Description of the task: Only lines containing the word "with" belong in the answer; copy each one from the records.

Entries supplied:
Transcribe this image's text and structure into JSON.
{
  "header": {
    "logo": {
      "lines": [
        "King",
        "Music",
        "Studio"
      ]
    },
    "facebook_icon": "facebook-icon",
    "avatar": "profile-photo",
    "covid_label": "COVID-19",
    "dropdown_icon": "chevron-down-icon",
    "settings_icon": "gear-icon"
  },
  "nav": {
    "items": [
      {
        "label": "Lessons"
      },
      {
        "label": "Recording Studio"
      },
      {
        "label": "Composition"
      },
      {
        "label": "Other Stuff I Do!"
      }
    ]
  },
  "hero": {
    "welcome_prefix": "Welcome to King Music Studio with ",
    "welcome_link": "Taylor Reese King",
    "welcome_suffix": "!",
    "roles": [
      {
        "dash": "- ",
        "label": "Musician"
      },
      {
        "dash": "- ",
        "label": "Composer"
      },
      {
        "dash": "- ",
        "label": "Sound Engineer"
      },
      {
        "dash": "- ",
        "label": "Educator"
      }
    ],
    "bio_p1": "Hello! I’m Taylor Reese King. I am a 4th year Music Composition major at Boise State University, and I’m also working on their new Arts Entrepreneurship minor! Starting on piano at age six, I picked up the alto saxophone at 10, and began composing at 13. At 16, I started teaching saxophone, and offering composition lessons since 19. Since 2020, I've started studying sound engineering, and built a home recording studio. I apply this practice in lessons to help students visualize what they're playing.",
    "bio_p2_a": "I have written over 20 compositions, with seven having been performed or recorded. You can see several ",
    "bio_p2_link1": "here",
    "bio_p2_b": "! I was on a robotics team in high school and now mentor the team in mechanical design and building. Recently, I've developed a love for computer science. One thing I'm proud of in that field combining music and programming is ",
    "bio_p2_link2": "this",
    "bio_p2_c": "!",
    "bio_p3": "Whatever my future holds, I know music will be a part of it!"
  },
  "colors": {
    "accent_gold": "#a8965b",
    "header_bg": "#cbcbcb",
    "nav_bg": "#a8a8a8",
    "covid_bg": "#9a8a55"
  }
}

Task answer:
    "welcome_prefix": "Welcome to King Music Studio with ",
    "bio_p2_a": "I have written over 20 compositions, with seven having been performed or recorded. You can see several ",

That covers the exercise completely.